Sony shares its content with other OTT platforms and telecom operators. The channels can be streamed live on Jio TV, Airtel Stream, and Vodafone Play. Dusad says these are various distribution tools that the brand used to reach out to a larger base. But eventually, LIV would like to have a larger, “direct” relationship with the consumer.
“About 9 crore people watch Sony every month, what we are looking at with LIV is two crore of the 9 who are willing to pay. New people are coming on the television universe but at the same time there is a section at the top of the pyramid that is on the verge of getting out of that medium if, given an alternative option, that is the attention we want to arrest,” says Golwalkar.
He adds, “We need to create content that keeps the viewer within the Sony universe and then we will also add more viewers too. Digital is a medium where the interaction happens at a personal level, where the consumption is primarily happening on a personal device and so you get the liberty to tell stories that you otherwise could not.”
Sharing his views on the kind of content creation opportunities, Golwalkar says, “There are so many good stories that India has to tell.
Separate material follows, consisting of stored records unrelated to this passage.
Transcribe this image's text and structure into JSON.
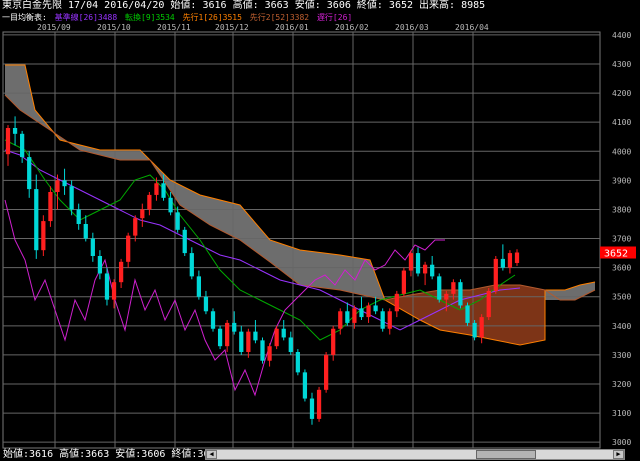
{
  "header": {
    "title": "東京白金先限",
    "contract": "17/04",
    "date": "2016/04/20",
    "open": "始値: 3616",
    "high": "高値: 3663",
    "low": "安値: 3606",
    "close": "終値: 3652",
    "volume": "出来高: 8985"
  },
  "legend": {
    "prefix": "一目均衡表:",
    "kijun": "基準線[26]3488",
    "tenkan": "転換[9]3534",
    "senko1": "先行1[26]3515",
    "senko2": "先行2[52]3382",
    "chikou": "遅行[26]"
  },
  "footer": {
    "open": "始値:3616",
    "high": "高値:3663",
    "low": "安値:3606",
    "close": "終値:3652"
  },
  "colors": {
    "up": "#ff2020",
    "down": "#00d8d8",
    "kijun": "#9933ff",
    "tenkan": "#00aa00",
    "senko1": "#ff8000",
    "senko2": "#b35a2e",
    "chikou": "#d020d0",
    "cloud_bear": "#808080",
    "cloud_bull": "#8b3a1a",
    "price_tag": "#ff0000"
  },
  "chart_data": {
    "type": "candlestick",
    "y_ticks": [
      "4400",
      "4300",
      "4200",
      "4100",
      "4000",
      "3900",
      "3800",
      "3700",
      "3600",
      "3500",
      "3400",
      "3300",
      "3200",
      "3100",
      "3000"
    ],
    "ylim": [
      2980,
      4410
    ],
    "x_ticks": [
      "2015/09",
      "2015/10",
      "2015/11",
      "2015/12",
      "2016/01",
      "2016/02",
      "2016/03",
      "2016/04"
    ],
    "last_price": "3652",
    "candles": [
      [
        3990,
        4090,
        3950,
        4080
      ],
      [
        4080,
        4120,
        4020,
        4060
      ],
      [
        4060,
        4070,
        3960,
        3980
      ],
      [
        3980,
        4000,
        3840,
        3870
      ],
      [
        3870,
        3920,
        3630,
        3660
      ],
      [
        3660,
        3780,
        3640,
        3760
      ],
      [
        3760,
        3880,
        3740,
        3860
      ],
      [
        3860,
        3920,
        3800,
        3900
      ],
      [
        3900,
        3940,
        3850,
        3880
      ],
      [
        3880,
        3900,
        3780,
        3800
      ],
      [
        3800,
        3820,
        3730,
        3750
      ],
      [
        3750,
        3780,
        3690,
        3700
      ],
      [
        3700,
        3720,
        3620,
        3640
      ],
      [
        3640,
        3660,
        3560,
        3580
      ],
      [
        3580,
        3600,
        3470,
        3490
      ],
      [
        3490,
        3560,
        3460,
        3550
      ],
      [
        3550,
        3630,
        3530,
        3620
      ],
      [
        3620,
        3720,
        3600,
        3710
      ],
      [
        3710,
        3780,
        3690,
        3770
      ],
      [
        3770,
        3820,
        3740,
        3800
      ],
      [
        3800,
        3860,
        3780,
        3850
      ],
      [
        3850,
        3910,
        3830,
        3890
      ],
      [
        3890,
        3920,
        3830,
        3840
      ],
      [
        3840,
        3860,
        3780,
        3790
      ],
      [
        3790,
        3810,
        3720,
        3730
      ],
      [
        3730,
        3740,
        3640,
        3650
      ],
      [
        3650,
        3670,
        3560,
        3570
      ],
      [
        3570,
        3590,
        3490,
        3500
      ],
      [
        3500,
        3520,
        3440,
        3450
      ],
      [
        3450,
        3460,
        3380,
        3390
      ],
      [
        3390,
        3400,
        3320,
        3330
      ],
      [
        3330,
        3420,
        3310,
        3410
      ],
      [
        3410,
        3450,
        3370,
        3380
      ],
      [
        3380,
        3400,
        3300,
        3310
      ],
      [
        3310,
        3390,
        3290,
        3380
      ],
      [
        3380,
        3420,
        3340,
        3350
      ],
      [
        3350,
        3360,
        3270,
        3280
      ],
      [
        3280,
        3340,
        3260,
        3330
      ],
      [
        3330,
        3400,
        3320,
        3390
      ],
      [
        3390,
        3420,
        3350,
        3360
      ],
      [
        3360,
        3380,
        3300,
        3310
      ],
      [
        3310,
        3320,
        3230,
        3240
      ],
      [
        3240,
        3250,
        3140,
        3150
      ],
      [
        3150,
        3170,
        3060,
        3080
      ],
      [
        3080,
        3190,
        3070,
        3180
      ],
      [
        3180,
        3310,
        3170,
        3300
      ],
      [
        3300,
        3400,
        3280,
        3390
      ],
      [
        3390,
        3460,
        3370,
        3450
      ],
      [
        3450,
        3480,
        3400,
        3410
      ],
      [
        3410,
        3470,
        3390,
        3460
      ],
      [
        3460,
        3500,
        3420,
        3430
      ],
      [
        3430,
        3480,
        3410,
        3470
      ],
      [
        3470,
        3500,
        3440,
        3450
      ],
      [
        3450,
        3460,
        3380,
        3390
      ],
      [
        3390,
        3460,
        3370,
        3450
      ],
      [
        3450,
        3520,
        3430,
        3510
      ],
      [
        3510,
        3600,
        3500,
        3590
      ],
      [
        3590,
        3660,
        3570,
        3650
      ],
      [
        3650,
        3670,
        3570,
        3580
      ],
      [
        3580,
        3620,
        3540,
        3610
      ],
      [
        3610,
        3640,
        3560,
        3570
      ],
      [
        3570,
        3580,
        3480,
        3490
      ],
      [
        3490,
        3520,
        3450,
        3510
      ],
      [
        3510,
        3560,
        3490,
        3550
      ],
      [
        3550,
        3560,
        3460,
        3470
      ],
      [
        3470,
        3480,
        3400,
        3410
      ],
      [
        3410,
        3420,
        3350,
        3360
      ],
      [
        3360,
        3440,
        3340,
        3430
      ],
      [
        3430,
        3530,
        3420,
        3520
      ],
      [
        3520,
        3640,
        3510,
        3630
      ],
      [
        3630,
        3680,
        3590,
        3600
      ],
      [
        3600,
        3660,
        3580,
        3650
      ],
      [
        3616,
        3663,
        3606,
        3652
      ]
    ]
  }
}
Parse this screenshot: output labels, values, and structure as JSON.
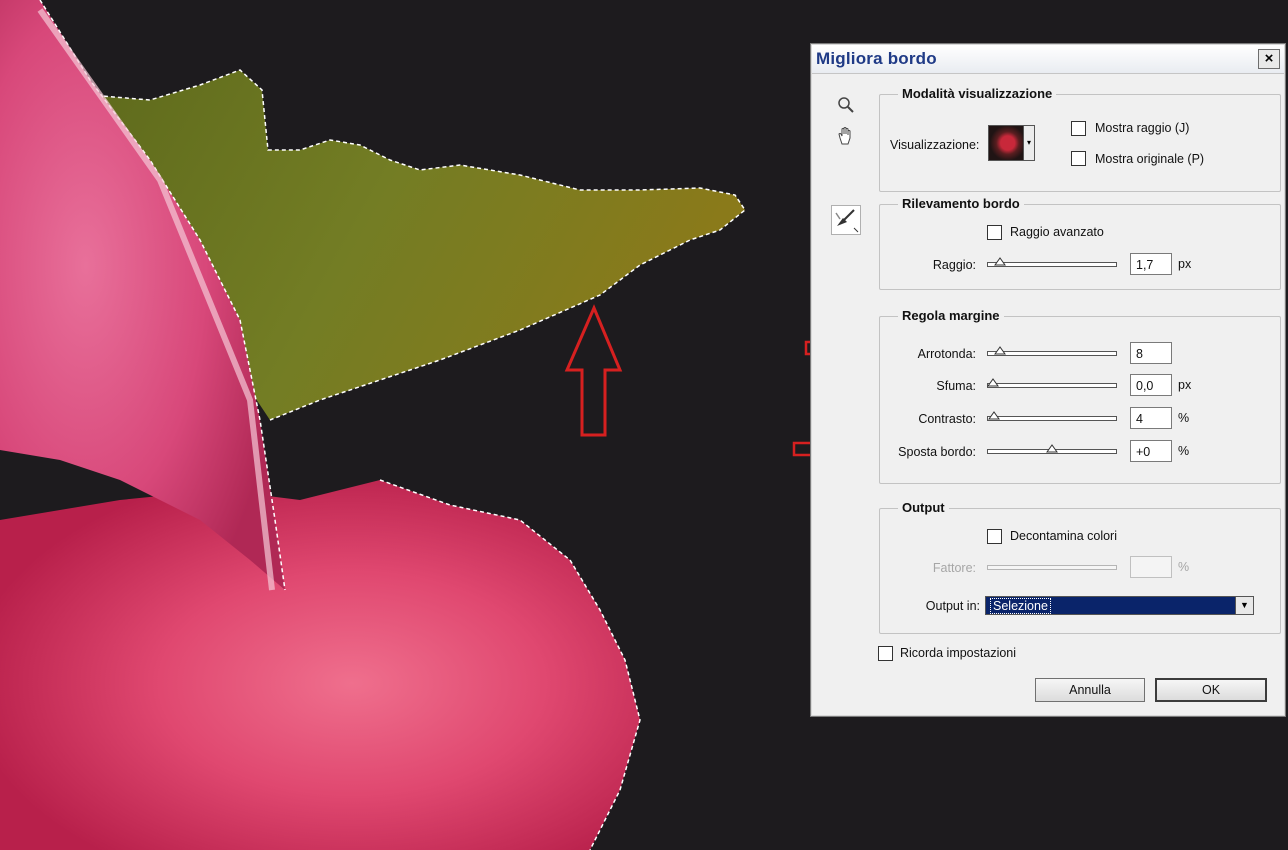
{
  "dialog": {
    "title": "Migliora bordo",
    "close_label": "×",
    "view_mode": {
      "legend": "Modalità visualizzazione",
      "view_label": "Visualizzazione:",
      "show_radius_label": "Mostra raggio (J)",
      "show_original_label": "Mostra originale (P)"
    },
    "edge_detection": {
      "legend": "Rilevamento bordo",
      "smart_radius_label": "Raggio avanzato",
      "radius_label": "Raggio:",
      "radius_value": "1,7",
      "radius_unit": "px"
    },
    "adjust_edge": {
      "legend": "Regola margine",
      "smooth_label": "Arrotonda:",
      "smooth_value": "8",
      "feather_label": "Sfuma:",
      "feather_value": "0,0",
      "feather_unit": "px",
      "contrast_label": "Contrasto:",
      "contrast_value": "4",
      "contrast_unit": "%",
      "shift_label": "Sposta bordo:",
      "shift_value": "+0",
      "shift_unit": "%"
    },
    "output": {
      "legend": "Output",
      "decontaminate_label": "Decontamina colori",
      "amount_label": "Fattore:",
      "amount_value": "",
      "amount_unit": "%",
      "output_to_label": "Output in:",
      "output_to_value": "Selezione"
    },
    "remember_label": "Ricorda impostazioni",
    "cancel_label": "Annulla",
    "ok_label": "OK"
  },
  "colors": {
    "annotation_arrow": "#d62020",
    "title_text": "#1f3a86",
    "select_bg": "#0a246a"
  },
  "icons": [
    "zoom-icon",
    "hand-icon",
    "refine-radius-brush-icon",
    "dropdown-arrow-icon"
  ]
}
If Indians sitting here can watch and enjoy and relate to Narcos, which was mostly Spanish, there are so many such stories in India, which I think can fly all around the world, content is becoming language agnostic.”
“The challenge is creating something people are ready to pay for in a price-sensitive market. The content has to be good and only then will people will pay. What is also very important is our ability to market the content in a manner that people find it worthy enough to pay for,” Golwalkar adds.
In 2015, there was a joke that did the rounds, “On Sony they only telecast CID.” Cut to 2019, Week 42 — BARC India ratings, Sony was the number one general entertainment channel in the Urban market (now it has slipped to 4) and it has long discontinued production or telecast of CID. Whether Danish Khan and the same team can manage to turnaround the fortunes of the digital business remains to be seen.